In other words, it's a good time to start a business. If you get hot right now you'll be able to expand like mad and you'll be able to buy up your weaker competitors for a song.
And, if the valley goes to hell, at least we have gorgeous spring weather here. Yesterday was absolutely stunning and today is even better. It's a good time to live in the valley.
"I don't know of anybody who's actually been deploying Web services at all," says James Gosling of Sun Microsystems, in this eWeek article by Peter Coffee.
Is this what Sun calls "innovation?" All this proves is that James isn't hanging out in the .NET newsgroups over on news://news.devx.com (there are quite a few developers there and other places working on Web services albeit on the .NET platform. Yeah, I don't know anyone who's doing Web services in Java and maybe to James that's all that matters. Mostly that's cause Sun dragged its feet on SOAP-enabling Java). Sun has been dragging its feet on Web services simply cause Microsoft is out front with them. That was a strategic mistake on Sun's part and one that'll hurt Java for years to come.
Oh, the little boys are throwing sand at each other. Yet another example that Sun is rudderless and can't figure out how to compete with Microsoft other than by throwing lawsuits and insults around. I so wish Sun would fire Scott McNealy. This attitude is coming right from him. Sun, it's time to put your own innovations on the table and stop the insults -- tell this industry where you want to take Java. Stop telling us where you don't want to take Java or what's bad about Microsoft's approach (unless you have a better one to offer). Developers are seeing through this shit and you're in danger of losing your developers back to Microsoft because of it.
Even in Silicon Valley the .NET user group's membership is swelling and the Java user group's membership is stagnating. That's a huge danger sign of rough sailing ahead for Java.
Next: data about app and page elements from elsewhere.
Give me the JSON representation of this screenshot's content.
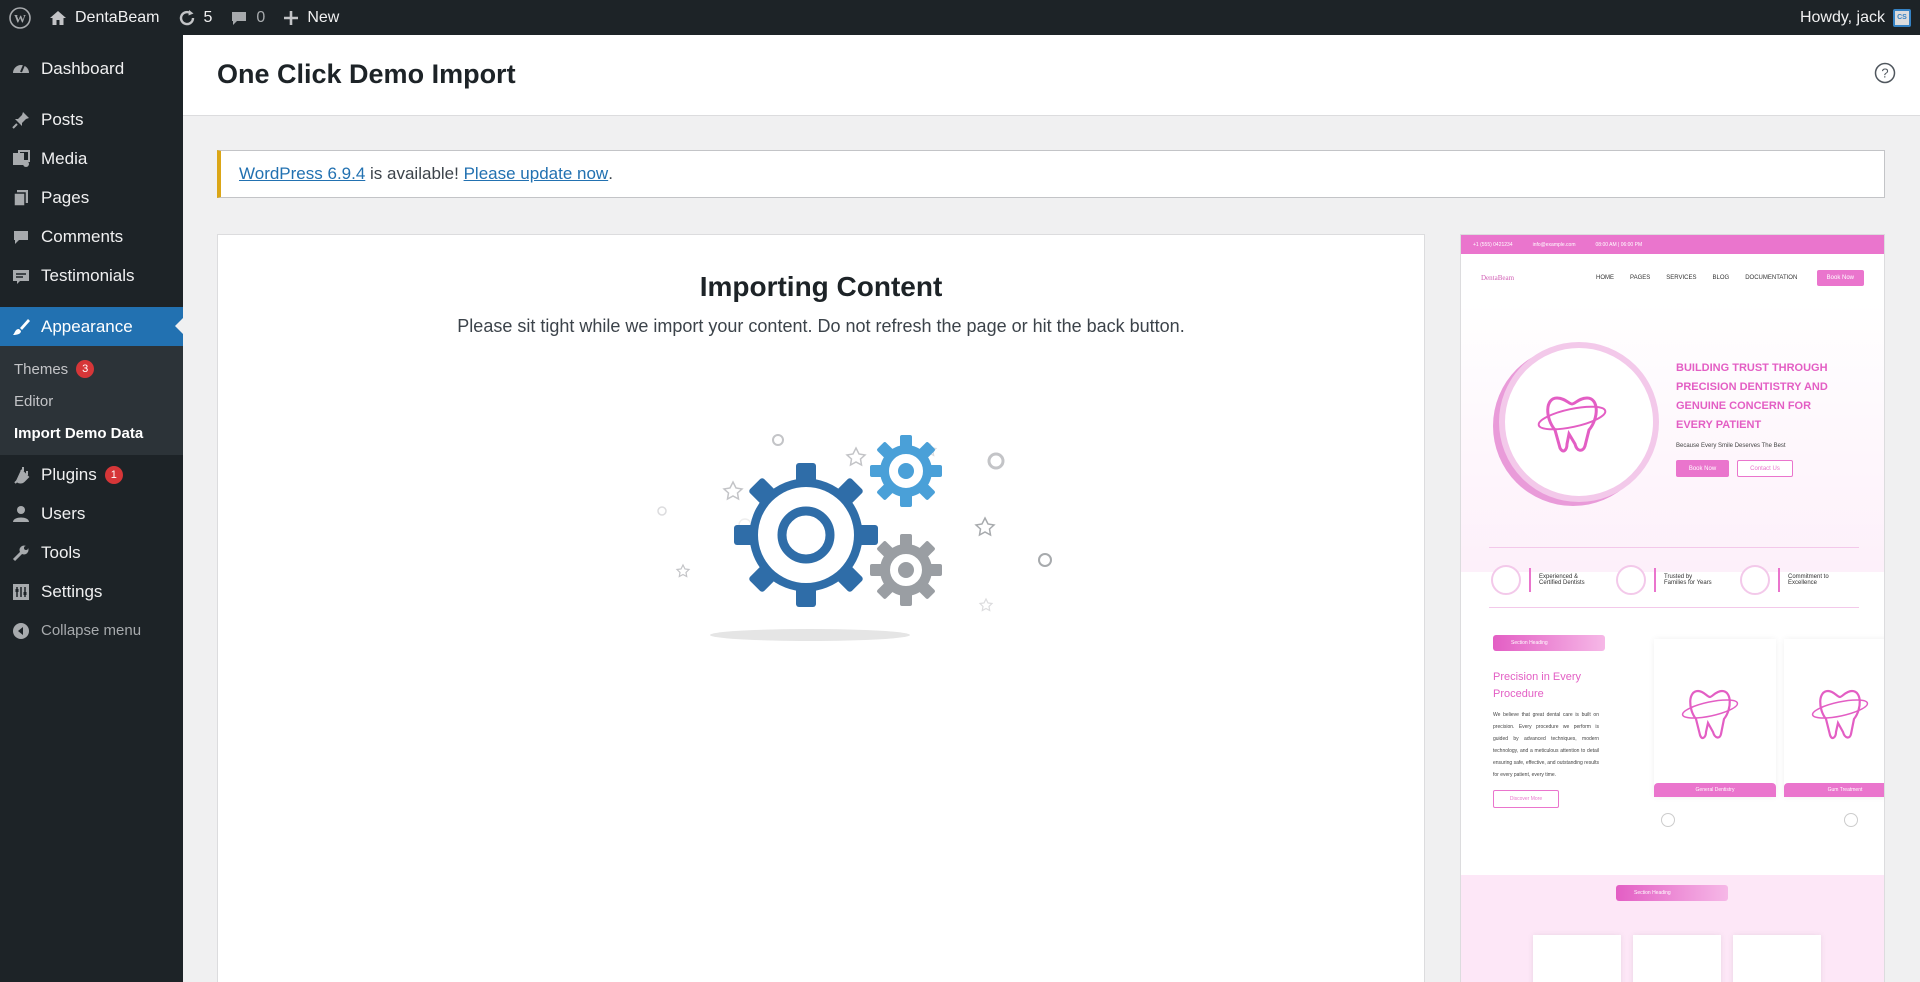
{
  "adminbar": {
    "site_name": "DentaBeam",
    "updates_count": "5",
    "comments_count": "0",
    "new_label": "New",
    "howdy": "Howdy, jack",
    "avatar_text": "CS"
  },
  "sidebar": {
    "items": [
      {
        "label": "Dashboard",
        "icon": "dashboard-icon"
      },
      {
        "label": "Posts",
        "icon": "pin-icon"
      },
      {
        "label": "Media",
        "icon": "media-icon"
      },
      {
        "label": "Pages",
        "icon": "pages-icon"
      },
      {
        "label": "Comments",
        "icon": "comment-icon"
      },
      {
        "label": "Testimonials",
        "icon": "testimonial-icon"
      },
      {
        "label": "Appearance",
        "icon": "brush-icon"
      },
      {
        "label": "Plugins",
        "icon": "plug-icon",
        "badge": "1"
      },
      {
        "label": "Users",
        "icon": "user-icon"
      },
      {
        "label": "Tools",
        "icon": "wrench-icon"
      },
      {
        "label": "Settings",
        "icon": "settings-icon"
      },
      {
        "label": "Collapse menu",
        "icon": "collapse-icon"
      }
    ],
    "submenu": [
      {
        "label": "Themes",
        "badge": "3"
      },
      {
        "label": "Editor"
      },
      {
        "label": "Import Demo Data"
      }
    ]
  },
  "header": {
    "title": "One Click Demo Import"
  },
  "notice": {
    "link1": "WordPress 6.9.4",
    "middle": " is available! ",
    "link2": "Please update now",
    "end": "."
  },
  "import": {
    "title": "Importing Content",
    "description": "Please sit tight while we import your content. Do not refresh the page or hit the back button."
  },
  "preview": {
    "topbar": [
      "+1 (555) 0421234",
      "info@example.com",
      "08:00 AM | 06:00 PM"
    ],
    "logo": "DentaBeam",
    "nav": [
      "HOME",
      "PAGES",
      "SERVICES",
      "BLOG",
      "DOCUMENTATION"
    ],
    "book_now": "Book Now",
    "hero_title": "BUILDING TRUST THROUGH PRECISION DENTISTRY AND GENUINE CONCERN FOR EVERY PATIENT",
    "hero_sub": "Because Every Smile Deserves The Best",
    "hero_btn1": "Book Now",
    "hero_btn2": "Contact Us",
    "features": [
      "Experienced & Certified Dentists",
      "Trusted by Families for Years",
      "Commitment to Excellence"
    ],
    "section_tag": "Section Heading",
    "proc_title": "Precision in Every Procedure",
    "proc_text": "We believe that great dental care is built on precision. Every procedure we perform is guided by advanced techniques, modern technology, and a meticulous attention to detail ensuring safe, effective, and outstanding results for every patient, every time.",
    "discover": "Discover More",
    "card1": "General Dentistry",
    "card2": "Gum Treatment"
  },
  "colors": {
    "admin_dark": "#1d2327",
    "accent": "#2271b1",
    "notice_warn": "#dba617",
    "badge": "#d63638",
    "theme_pink": "#ea75cd"
  }
}
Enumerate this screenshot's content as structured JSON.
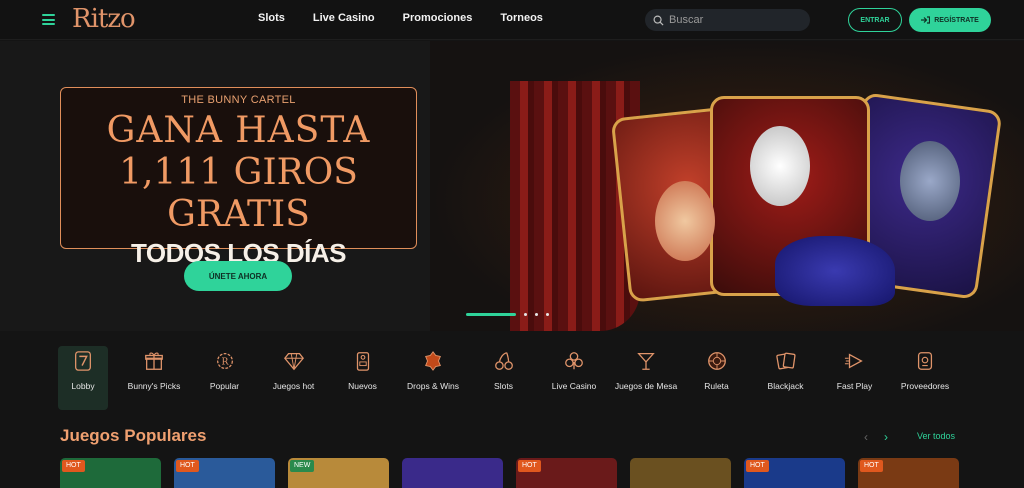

Will they heed the warning signs or continue business as usual?
I have a feeling that as long as Scott McNealy is in power at Sun they'll continue with the rudderless lack of innovations. Oh well.